So, a recent speech (and series of tweets) have told us one of the new focuses that Wizards of the Coast is taking with 5e is to focus on Actual Play, rather than Adventure Paths and League Play (though both of those will still be major factors).
So why focus on watching how people play? Well, it provides something that APs and organized play simply don't - the actual experience of playing with friends.
If you've played an Adventure Path, you know how different running through one can be to just playing - while there's often a strong theme and a tightly woven story to follow, you kinda have to follow it - a lot of player agency and choice is either removed or subsumed into the existing plot. There's a pre-written story, and if you don't follow it, it's kinda pointless buying it, right? Don't get me wrong - there's some great materials in these adventures, and the fact that they are linked means you can get some really awesome set-pieces built off the actions that led to them, and allows new or busy DMs the chance to give players an immersive experience, with long-lasting consequences and tightly-woven plots. But it means leading players towards certain outcomes, whether through Batman Gambit levels of planning to get them to do what you want, or brutal railroading.

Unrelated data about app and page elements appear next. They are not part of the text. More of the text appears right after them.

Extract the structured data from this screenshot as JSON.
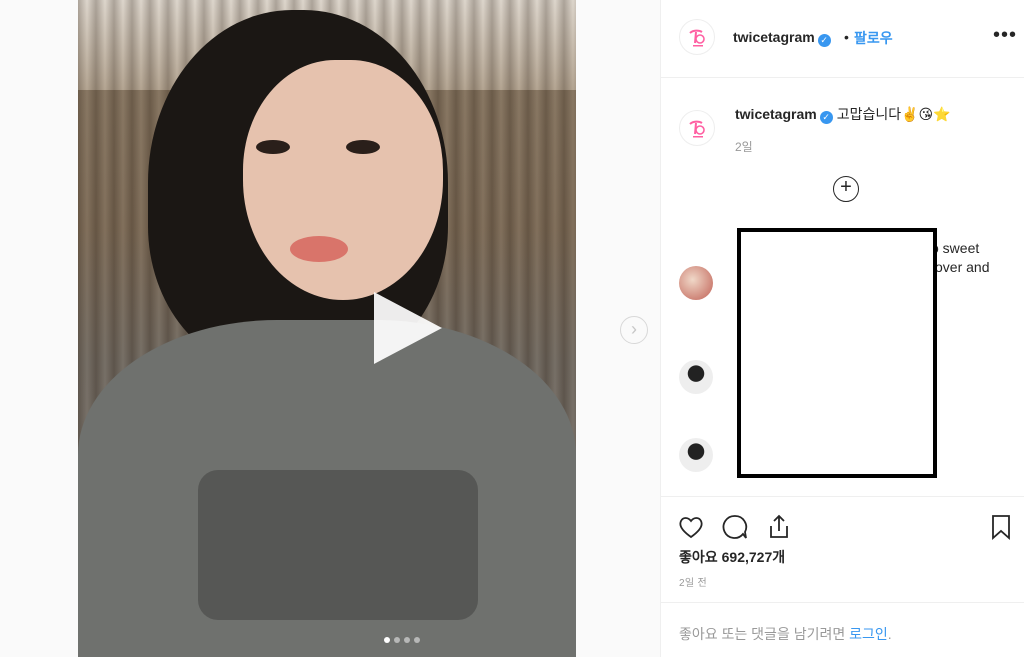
{
  "post": {
    "username": "twicetagram",
    "follow_label": "팔로우",
    "bullet": "•",
    "more_icon": "more-horizontal-icon",
    "caption_text": "고맙습니다✌️😘⭐",
    "caption_time": "2일",
    "likes_label": "좋아요",
    "likes_count": "692,727개",
    "post_time": "2일 전"
  },
  "comments": {
    "fragment_1": "o sweet",
    "fragment_2": "over and"
  },
  "login": {
    "prefix": "좋아요 또는 댓글을 남기려면 ",
    "link": "로그인",
    "suffix": "."
  },
  "media": {
    "carousel_index": 1,
    "carousel_total": 4
  },
  "colors": {
    "accent": "#3897f0",
    "brand": "#ff5fa2",
    "border": "#efefef",
    "muted": "#999999"
  }
}
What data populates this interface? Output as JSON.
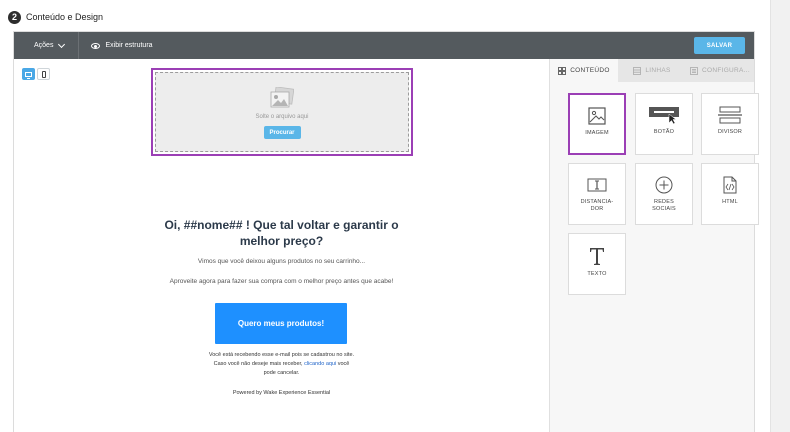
{
  "step": {
    "number": "2",
    "title": "Conteúdo e Design"
  },
  "toolbar": {
    "actions_label": "Ações",
    "structure_label": "Exibir estrutura",
    "save_label": "SALVAR"
  },
  "canvas": {
    "dropzone": {
      "text": "Solte o arquivo aqui",
      "button": "Procurar"
    },
    "headline": "Oi, ##nome## ! Que tal voltar e garantir o melhor preço?",
    "paragraph1": "Vimos que você deixou alguns produtos no seu carrinho...",
    "paragraph2": "Aproveite agora para fazer sua compra com o melhor preço antes que acabe!",
    "cta": "Quero meus produtos!",
    "footer": {
      "line1": "Você está recebendo esse e-mail pois se cadastrou no site.",
      "line2_pre": "Caso você não deseje mais receber, ",
      "line2_link": "clicando aqui",
      "line2_post": " você",
      "line3": "pode cancelar.",
      "powered": "Powered by Wake Experience Essential"
    }
  },
  "panel": {
    "tabs": [
      {
        "label": "CONTEÚDO",
        "icon": "grid-icon",
        "active": true
      },
      {
        "label": "LINHAS",
        "icon": "rows-icon",
        "active": false
      },
      {
        "label": "CONFIGURA...",
        "icon": "settings-icon",
        "active": false
      }
    ],
    "blocks": [
      {
        "label": "IMAGEM",
        "icon": "image-icon"
      },
      {
        "label": "BOTÃO",
        "icon": "button-icon"
      },
      {
        "label": "DIVISOR",
        "icon": "divider-icon"
      },
      {
        "label": "DISTANCIA-",
        "label2": "DOR",
        "icon": "spacer-icon"
      },
      {
        "label": "REDES",
        "label2": "SOCIAIS",
        "icon": "social-icon"
      },
      {
        "label": "HTML",
        "icon": "html-icon"
      },
      {
        "label": "TEXTO",
        "icon": "text-icon"
      }
    ]
  },
  "colors": {
    "accent": "#5ab6e8",
    "selection": "#9b3fb5",
    "toolbar": "#545a5e",
    "cta": "#1e90ff"
  }
}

Organised play leagues suffer the same limitations - by ensuring that everyone who takes part gets the exact same experience, it ensures that GMs are constrained in their creativity, and players don't get the full spectrum of play that RPGs can provide. When you have ostensibly limited options masked by unlimited possibilities, you can't experience "true" freedom to play.
But now, WotC is apparently focusing on Actual Play - sharing and broadcasting live gaming, giving more focus to creativity and an open attitude towards not necessarily "pushing the brand". Sure, most of these are ostensibly using the latest D&D Adventure Path (Storm King's Thunder actually looks... pretty fun!), but their previous use of Zak S and the RPG Pundit during 5e's development, followed by Zak openly discussing how he hacks 5e apart for his game, by sponsoring podcasts with more adult humour (watch the Rooster Teeth games for an idea), and by the recent opening up of the DM's Guild for user-created content, you can see a move towards being more open and willing to see how the games are played, rather than trying to tell you how to play.

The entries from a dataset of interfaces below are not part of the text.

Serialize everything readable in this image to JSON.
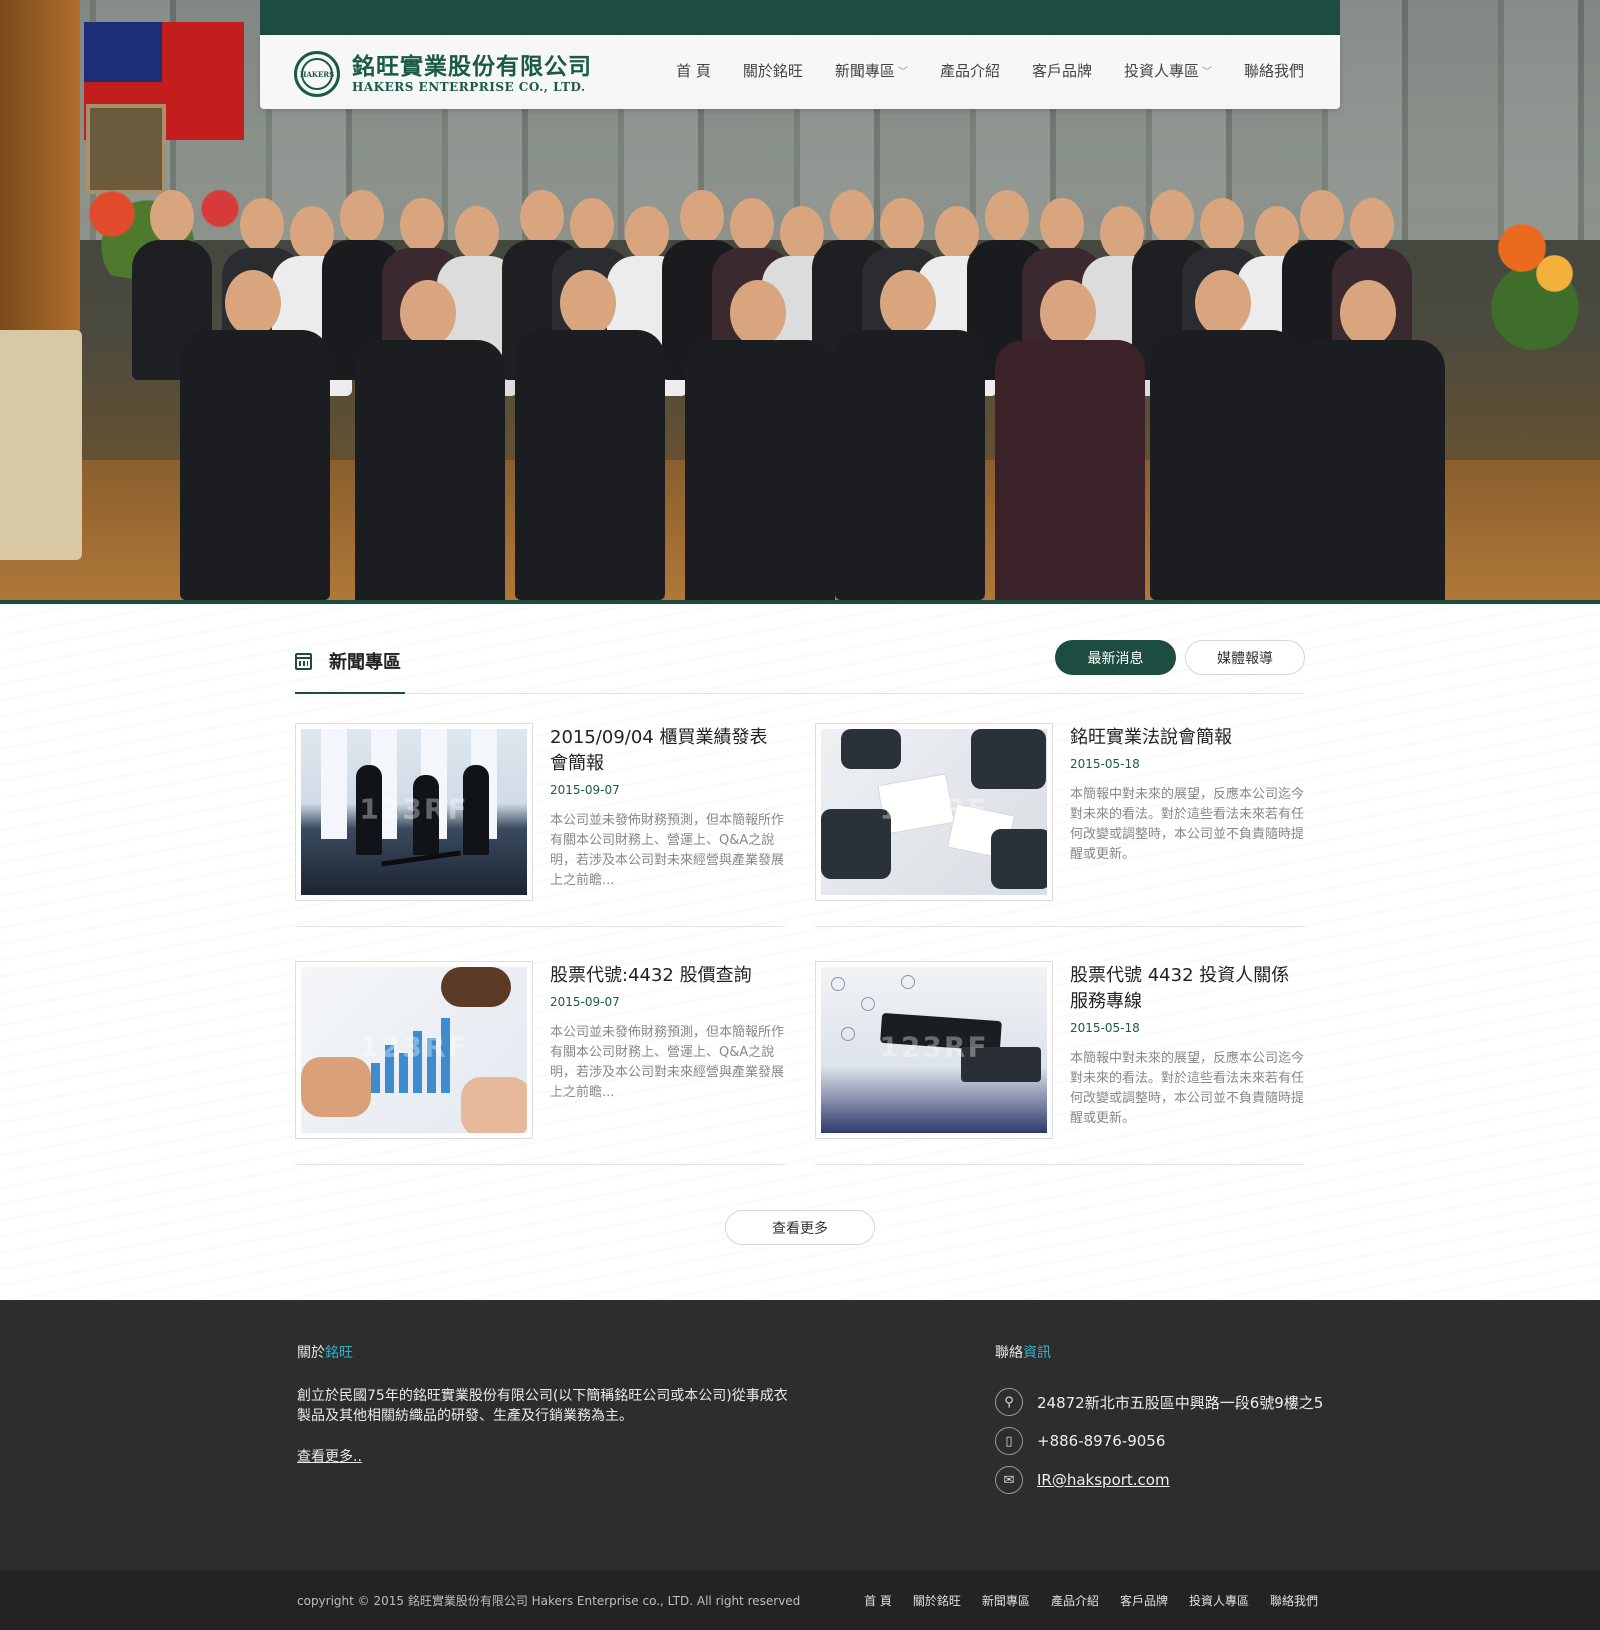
{
  "brand": {
    "name_cn": "銘旺實業股份有限公司",
    "name_en": "HAKERS ENTERPRISE CO., LTD.",
    "logo_mark_text": "HAKERS",
    "primary_color": "#1c4d40",
    "accent_color": "#2fb4c7"
  },
  "nav": {
    "items": [
      {
        "label": "首 頁",
        "has_dropdown": false
      },
      {
        "label": "關於銘旺",
        "has_dropdown": false
      },
      {
        "label": "新聞專區",
        "has_dropdown": true
      },
      {
        "label": "產品介紹",
        "has_dropdown": false
      },
      {
        "label": "客戶品牌",
        "has_dropdown": false
      },
      {
        "label": "投資人專區",
        "has_dropdown": true
      },
      {
        "label": "聯絡我們",
        "has_dropdown": false
      }
    ]
  },
  "news": {
    "section_title": "新聞專區",
    "icon": "calendar-icon",
    "tabs": [
      {
        "label": "最新消息",
        "active": true
      },
      {
        "label": "媒體報導",
        "active": false
      }
    ],
    "items": [
      {
        "title": "2015/09/04 櫃買業績發表會簡報",
        "date": "2015-09-07",
        "excerpt": "本公司並未發佈財務預測，但本簡報所作有關本公司財務上、營運上、Q&A之說明，若涉及本公司對未來經營與產業發展上之前瞻..."
      },
      {
        "title": "銘旺實業法說會簡報",
        "date": "2015-05-18",
        "excerpt": "本簡報中對未來的展望，反應本公司迄今對未來的看法。對於這些看法未來若有任何改變或調整時，本公司並不負責隨時提醒或更新。"
      },
      {
        "title": "股票代號:4432 股價查詢",
        "date": "2015-09-07",
        "excerpt": "本公司並未發佈財務預測，但本簡報所作有關本公司財務上、營運上、Q&A之說明，若涉及本公司對未來經營與產業發展上之前瞻..."
      },
      {
        "title": "股票代號 4432 投資人關係服務專線",
        "date": "2015-05-18",
        "excerpt": "本簡報中對未來的展望，反應本公司迄今對未來的看法。對於這些看法未來若有任何改變或調整時，本公司並不負責隨時提醒或更新。"
      }
    ],
    "thumb_watermark": "123RF",
    "more_label": "查看更多"
  },
  "footer": {
    "about_heading_prefix": "關於",
    "about_heading_accent": "銘旺",
    "about_text": "創立於民國75年的銘旺實業股份有限公司(以下簡稱銘旺公司或本公司)從事成衣製品及其他相關紡織品的研發、生產及行銷業務為主。",
    "about_more": "查看更多",
    "about_more_suffix": "..",
    "contact_heading_prefix": "聯絡",
    "contact_heading_accent": "資訊",
    "address": "24872新北市五股區中興路一段6號9樓之5",
    "phone": "+886-8976-9056",
    "email": "IR@haksport.com",
    "contact_icons": [
      "map-pin-icon",
      "phone-icon",
      "mail-icon"
    ],
    "copyright": "copyright © 2015 銘旺實業股份有限公司 Hakers Enterprise co., LTD. All right reserved",
    "nav": [
      "首 頁",
      "關於銘旺",
      "新聞專區",
      "產品介紹",
      "客戶品牌",
      "投資人專區",
      "聯絡我們"
    ]
  }
}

Is it a good idea? I don't know. I can see how it could be a great asset for them, and how it might allow the small team they currently have to get a better idea as to what players want, but I can also see it souring some of the types who use Adventure Paths exclusively, or who want a more organised experience.
Only time will tell how this turns out, but I'm optimistic!